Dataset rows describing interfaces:
▶

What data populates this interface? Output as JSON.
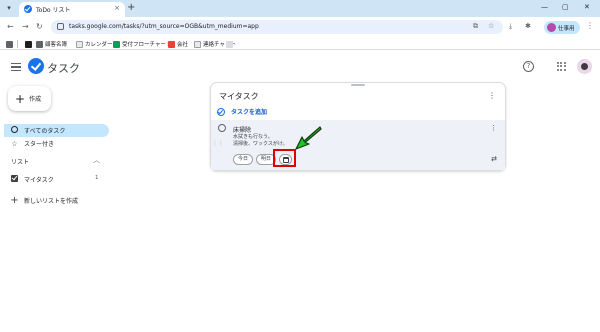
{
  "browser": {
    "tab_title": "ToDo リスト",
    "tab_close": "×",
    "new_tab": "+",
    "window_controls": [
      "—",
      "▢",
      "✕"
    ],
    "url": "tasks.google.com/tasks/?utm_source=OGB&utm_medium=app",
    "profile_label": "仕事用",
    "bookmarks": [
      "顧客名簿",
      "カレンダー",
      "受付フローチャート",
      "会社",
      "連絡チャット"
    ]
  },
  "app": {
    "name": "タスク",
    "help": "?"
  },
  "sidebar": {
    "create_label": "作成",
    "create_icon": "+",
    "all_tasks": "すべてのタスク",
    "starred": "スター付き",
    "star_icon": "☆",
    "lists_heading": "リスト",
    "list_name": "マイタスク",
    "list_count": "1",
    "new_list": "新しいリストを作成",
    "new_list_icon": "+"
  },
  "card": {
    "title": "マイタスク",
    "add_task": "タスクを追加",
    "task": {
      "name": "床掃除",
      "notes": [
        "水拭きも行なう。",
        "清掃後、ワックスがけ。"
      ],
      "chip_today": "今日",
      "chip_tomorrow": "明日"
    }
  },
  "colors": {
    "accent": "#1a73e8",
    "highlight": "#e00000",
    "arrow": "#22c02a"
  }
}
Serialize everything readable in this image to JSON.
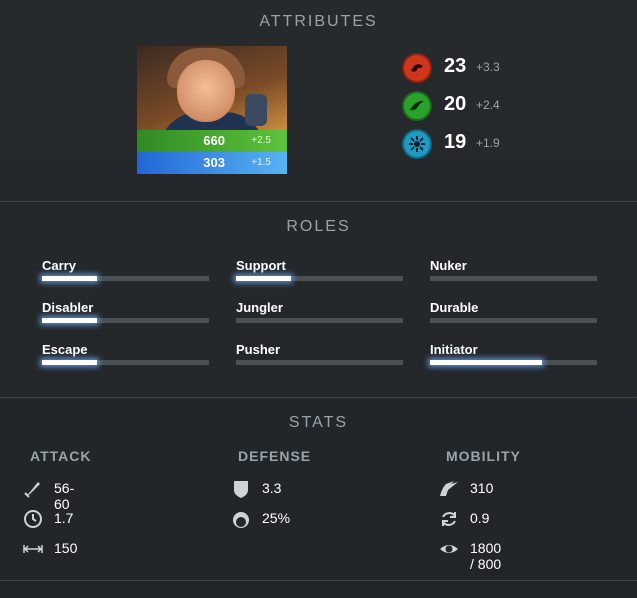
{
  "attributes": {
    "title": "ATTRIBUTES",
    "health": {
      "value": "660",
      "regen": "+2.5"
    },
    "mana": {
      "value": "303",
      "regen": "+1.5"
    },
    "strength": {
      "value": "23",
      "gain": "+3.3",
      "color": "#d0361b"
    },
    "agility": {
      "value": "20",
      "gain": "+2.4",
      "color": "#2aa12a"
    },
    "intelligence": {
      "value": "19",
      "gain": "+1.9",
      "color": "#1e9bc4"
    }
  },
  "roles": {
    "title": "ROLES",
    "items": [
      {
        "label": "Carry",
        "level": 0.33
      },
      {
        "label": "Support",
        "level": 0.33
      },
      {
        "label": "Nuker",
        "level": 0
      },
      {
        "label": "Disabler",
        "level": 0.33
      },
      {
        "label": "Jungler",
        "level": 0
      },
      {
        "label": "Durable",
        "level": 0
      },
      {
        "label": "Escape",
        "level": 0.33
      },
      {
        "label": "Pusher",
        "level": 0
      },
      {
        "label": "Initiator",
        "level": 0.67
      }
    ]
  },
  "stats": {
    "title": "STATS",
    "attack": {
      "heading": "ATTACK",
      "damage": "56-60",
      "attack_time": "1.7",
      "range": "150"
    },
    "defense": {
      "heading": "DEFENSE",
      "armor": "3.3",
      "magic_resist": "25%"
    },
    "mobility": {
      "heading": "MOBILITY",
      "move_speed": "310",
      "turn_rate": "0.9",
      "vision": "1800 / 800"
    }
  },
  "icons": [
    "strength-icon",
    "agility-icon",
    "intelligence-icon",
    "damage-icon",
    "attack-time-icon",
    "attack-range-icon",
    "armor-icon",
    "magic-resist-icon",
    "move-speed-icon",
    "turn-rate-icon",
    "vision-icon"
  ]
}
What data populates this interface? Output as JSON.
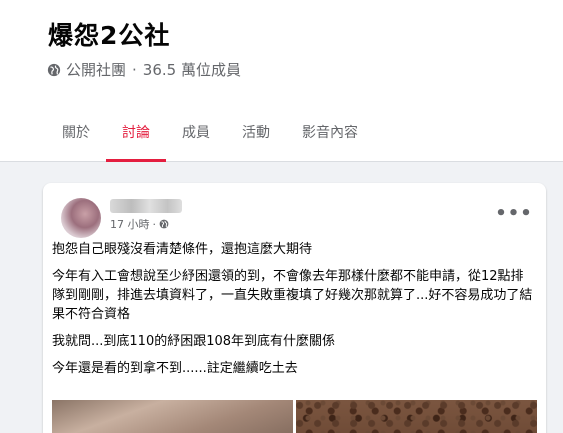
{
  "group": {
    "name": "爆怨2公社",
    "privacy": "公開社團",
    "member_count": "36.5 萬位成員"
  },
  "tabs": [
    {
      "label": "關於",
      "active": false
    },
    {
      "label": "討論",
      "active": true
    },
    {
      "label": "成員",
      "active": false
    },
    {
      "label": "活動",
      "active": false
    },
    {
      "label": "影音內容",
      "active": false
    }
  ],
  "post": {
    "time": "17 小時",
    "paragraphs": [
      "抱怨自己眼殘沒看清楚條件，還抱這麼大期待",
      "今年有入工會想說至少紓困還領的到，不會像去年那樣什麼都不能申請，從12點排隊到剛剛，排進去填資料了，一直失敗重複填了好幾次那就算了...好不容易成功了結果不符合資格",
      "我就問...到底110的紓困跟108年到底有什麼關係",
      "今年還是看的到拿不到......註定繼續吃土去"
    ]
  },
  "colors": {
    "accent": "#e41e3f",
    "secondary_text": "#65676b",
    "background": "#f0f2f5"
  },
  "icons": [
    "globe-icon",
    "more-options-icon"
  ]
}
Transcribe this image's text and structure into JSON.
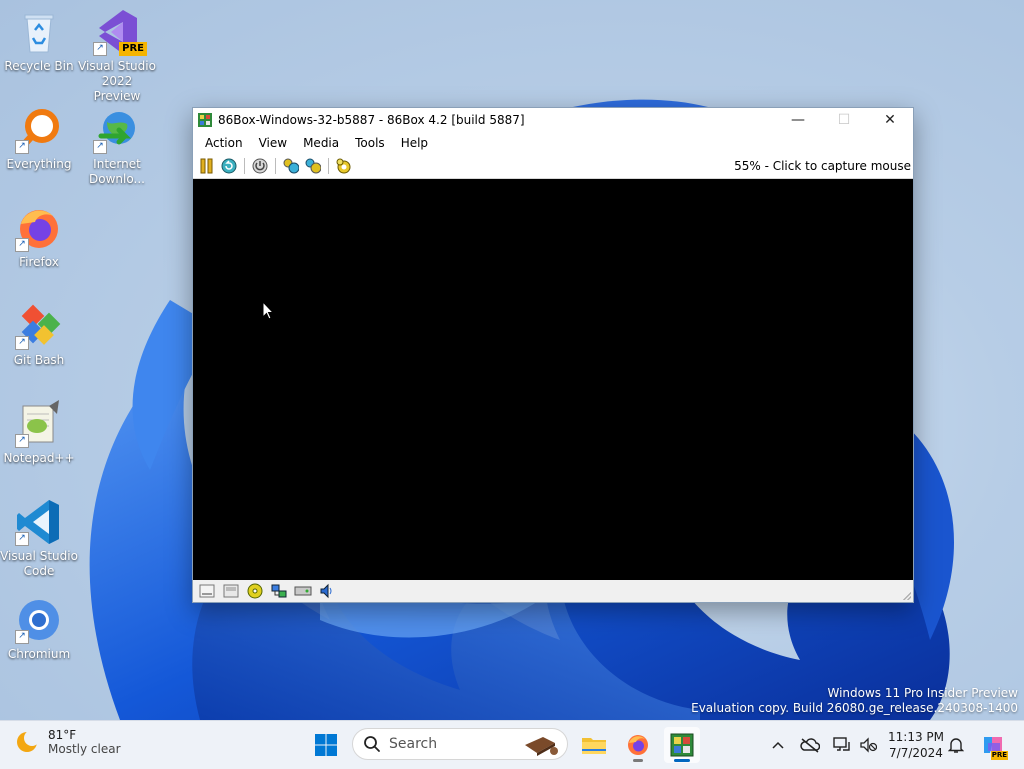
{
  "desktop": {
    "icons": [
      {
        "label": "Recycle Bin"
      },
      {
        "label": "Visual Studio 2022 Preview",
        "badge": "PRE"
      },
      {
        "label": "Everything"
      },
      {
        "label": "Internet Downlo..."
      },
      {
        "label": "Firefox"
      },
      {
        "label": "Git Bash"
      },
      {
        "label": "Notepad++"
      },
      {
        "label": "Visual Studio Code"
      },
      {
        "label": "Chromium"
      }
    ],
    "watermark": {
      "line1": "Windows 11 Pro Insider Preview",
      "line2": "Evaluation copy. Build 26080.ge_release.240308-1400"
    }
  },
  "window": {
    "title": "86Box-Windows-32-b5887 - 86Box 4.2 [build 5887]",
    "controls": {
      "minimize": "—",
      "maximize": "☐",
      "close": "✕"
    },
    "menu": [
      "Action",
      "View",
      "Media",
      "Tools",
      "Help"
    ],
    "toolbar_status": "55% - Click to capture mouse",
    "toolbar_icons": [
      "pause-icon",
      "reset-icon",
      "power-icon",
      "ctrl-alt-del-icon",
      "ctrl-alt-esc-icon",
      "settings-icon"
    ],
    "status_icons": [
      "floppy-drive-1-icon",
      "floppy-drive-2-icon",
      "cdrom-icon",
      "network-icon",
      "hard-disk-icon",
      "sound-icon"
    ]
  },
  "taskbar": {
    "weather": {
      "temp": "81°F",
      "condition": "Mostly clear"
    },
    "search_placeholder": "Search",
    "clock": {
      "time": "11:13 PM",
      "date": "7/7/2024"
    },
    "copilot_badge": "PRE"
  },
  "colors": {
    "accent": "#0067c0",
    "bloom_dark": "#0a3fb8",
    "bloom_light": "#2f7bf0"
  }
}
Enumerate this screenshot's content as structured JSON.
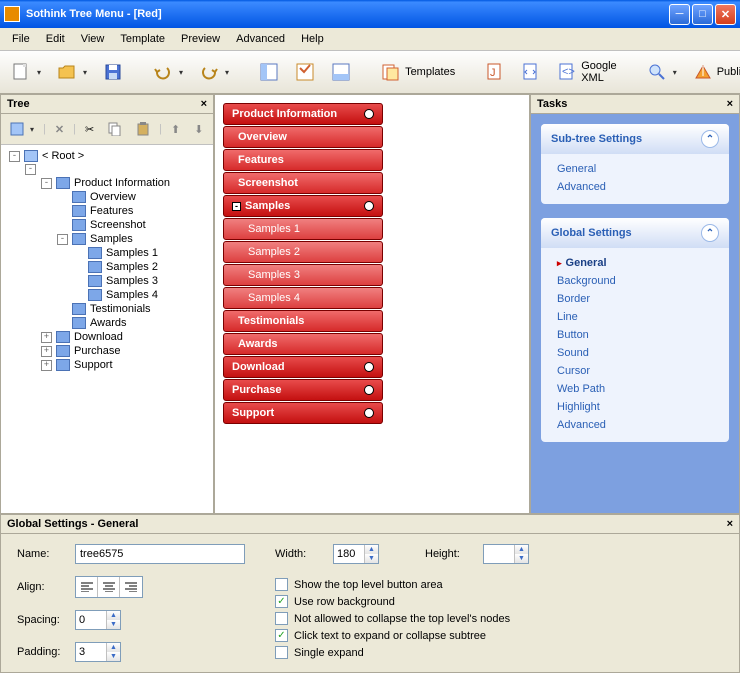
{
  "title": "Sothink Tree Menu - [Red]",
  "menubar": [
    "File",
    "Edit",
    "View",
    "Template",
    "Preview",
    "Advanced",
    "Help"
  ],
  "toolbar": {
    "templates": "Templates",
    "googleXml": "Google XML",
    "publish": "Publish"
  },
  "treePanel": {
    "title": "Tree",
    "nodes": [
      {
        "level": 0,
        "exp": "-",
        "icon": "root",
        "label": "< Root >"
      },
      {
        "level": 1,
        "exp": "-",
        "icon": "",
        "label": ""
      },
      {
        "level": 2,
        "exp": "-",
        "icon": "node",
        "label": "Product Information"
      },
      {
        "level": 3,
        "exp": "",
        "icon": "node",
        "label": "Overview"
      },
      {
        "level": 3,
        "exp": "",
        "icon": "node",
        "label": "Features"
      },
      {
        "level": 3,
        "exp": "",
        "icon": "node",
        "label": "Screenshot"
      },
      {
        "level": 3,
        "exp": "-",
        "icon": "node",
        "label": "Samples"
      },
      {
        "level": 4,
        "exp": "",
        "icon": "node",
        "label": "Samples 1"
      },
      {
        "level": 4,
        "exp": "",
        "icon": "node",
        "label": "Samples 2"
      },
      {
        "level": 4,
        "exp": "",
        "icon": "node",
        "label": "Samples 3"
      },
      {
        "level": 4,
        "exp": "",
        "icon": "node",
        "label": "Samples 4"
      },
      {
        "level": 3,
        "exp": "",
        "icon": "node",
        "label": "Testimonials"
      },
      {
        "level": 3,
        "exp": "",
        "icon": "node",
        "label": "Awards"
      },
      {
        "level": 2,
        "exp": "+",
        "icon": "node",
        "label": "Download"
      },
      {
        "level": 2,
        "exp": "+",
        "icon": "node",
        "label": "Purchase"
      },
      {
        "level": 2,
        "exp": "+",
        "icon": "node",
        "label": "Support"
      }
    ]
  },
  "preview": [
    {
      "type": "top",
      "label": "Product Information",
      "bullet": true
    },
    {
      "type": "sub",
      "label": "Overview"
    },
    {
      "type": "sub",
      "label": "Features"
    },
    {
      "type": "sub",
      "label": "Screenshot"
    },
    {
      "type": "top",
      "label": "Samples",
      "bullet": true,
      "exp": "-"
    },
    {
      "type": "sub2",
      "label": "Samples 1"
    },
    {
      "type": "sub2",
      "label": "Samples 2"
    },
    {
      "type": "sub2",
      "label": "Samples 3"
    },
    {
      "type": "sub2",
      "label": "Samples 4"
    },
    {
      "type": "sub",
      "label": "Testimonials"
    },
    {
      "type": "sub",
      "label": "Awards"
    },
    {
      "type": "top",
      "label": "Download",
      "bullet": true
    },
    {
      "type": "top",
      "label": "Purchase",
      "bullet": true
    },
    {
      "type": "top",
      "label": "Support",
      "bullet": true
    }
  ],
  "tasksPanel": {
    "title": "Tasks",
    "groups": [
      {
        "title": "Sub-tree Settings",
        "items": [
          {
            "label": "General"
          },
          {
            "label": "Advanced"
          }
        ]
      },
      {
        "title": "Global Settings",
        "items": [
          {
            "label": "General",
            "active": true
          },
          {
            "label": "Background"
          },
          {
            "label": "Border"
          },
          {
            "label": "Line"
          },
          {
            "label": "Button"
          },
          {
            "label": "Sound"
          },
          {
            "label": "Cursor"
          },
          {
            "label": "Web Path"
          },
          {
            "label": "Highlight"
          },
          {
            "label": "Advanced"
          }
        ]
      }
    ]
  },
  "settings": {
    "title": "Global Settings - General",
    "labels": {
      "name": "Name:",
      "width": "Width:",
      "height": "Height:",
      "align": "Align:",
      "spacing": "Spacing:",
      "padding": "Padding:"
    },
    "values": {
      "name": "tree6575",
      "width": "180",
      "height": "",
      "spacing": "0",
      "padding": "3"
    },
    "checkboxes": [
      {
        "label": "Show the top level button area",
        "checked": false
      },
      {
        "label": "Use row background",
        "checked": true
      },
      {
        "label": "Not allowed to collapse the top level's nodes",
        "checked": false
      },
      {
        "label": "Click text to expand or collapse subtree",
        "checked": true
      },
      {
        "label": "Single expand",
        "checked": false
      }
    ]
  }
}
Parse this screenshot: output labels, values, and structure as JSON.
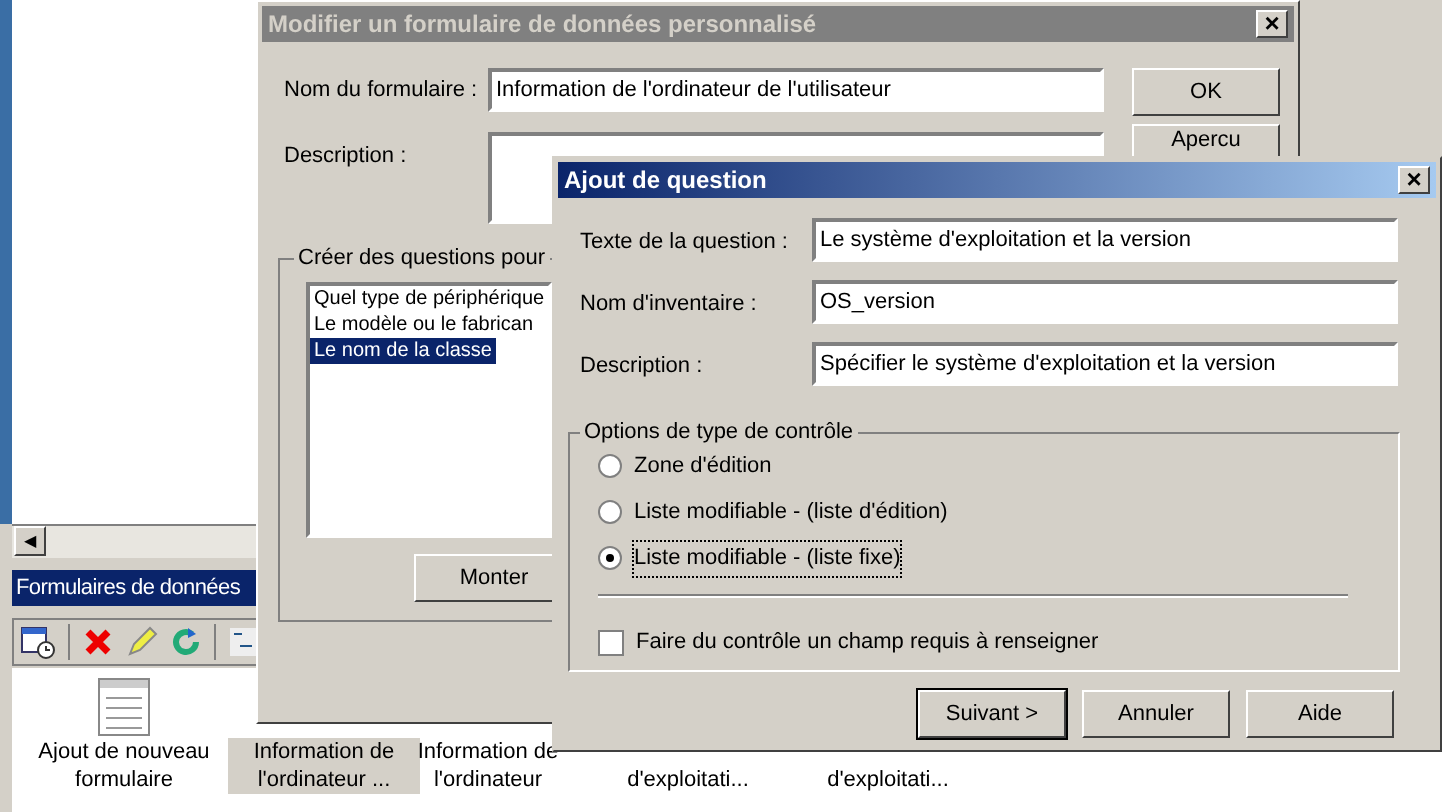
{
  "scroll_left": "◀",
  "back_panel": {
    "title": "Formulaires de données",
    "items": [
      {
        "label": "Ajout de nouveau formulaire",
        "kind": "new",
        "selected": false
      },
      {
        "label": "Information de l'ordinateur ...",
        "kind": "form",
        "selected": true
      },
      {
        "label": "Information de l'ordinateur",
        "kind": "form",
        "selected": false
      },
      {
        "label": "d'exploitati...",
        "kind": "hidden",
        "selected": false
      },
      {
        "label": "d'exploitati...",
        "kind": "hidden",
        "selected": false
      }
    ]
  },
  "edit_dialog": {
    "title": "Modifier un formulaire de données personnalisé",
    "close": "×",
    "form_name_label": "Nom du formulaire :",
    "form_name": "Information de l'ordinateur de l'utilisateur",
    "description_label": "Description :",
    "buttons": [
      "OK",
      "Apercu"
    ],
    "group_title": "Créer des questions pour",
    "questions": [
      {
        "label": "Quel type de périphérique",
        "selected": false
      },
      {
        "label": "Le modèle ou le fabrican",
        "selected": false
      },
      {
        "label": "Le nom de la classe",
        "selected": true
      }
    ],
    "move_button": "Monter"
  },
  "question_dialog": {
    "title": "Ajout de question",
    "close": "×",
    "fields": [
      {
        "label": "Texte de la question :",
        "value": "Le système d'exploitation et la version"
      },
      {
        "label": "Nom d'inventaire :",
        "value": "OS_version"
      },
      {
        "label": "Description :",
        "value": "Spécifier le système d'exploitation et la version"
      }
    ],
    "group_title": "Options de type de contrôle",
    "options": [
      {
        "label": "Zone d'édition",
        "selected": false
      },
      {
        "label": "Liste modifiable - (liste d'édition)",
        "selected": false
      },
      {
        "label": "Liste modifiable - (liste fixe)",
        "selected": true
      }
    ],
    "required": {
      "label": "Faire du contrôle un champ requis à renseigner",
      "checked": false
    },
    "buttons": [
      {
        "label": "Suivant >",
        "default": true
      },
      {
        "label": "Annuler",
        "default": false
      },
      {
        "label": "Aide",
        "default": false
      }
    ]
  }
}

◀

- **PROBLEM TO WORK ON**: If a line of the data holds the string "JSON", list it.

- **TASK ANSWER**:
What data populates this interface? Output as JSON.
Serialize everything readable in this image to JSON.
What data populates this interface? Output as JSON.
Transcribe this image's text and structure into JSON.
Enumerate this screenshot's content as structured JSON.
Parse this screenshot: output labels, values, and structure as JSON.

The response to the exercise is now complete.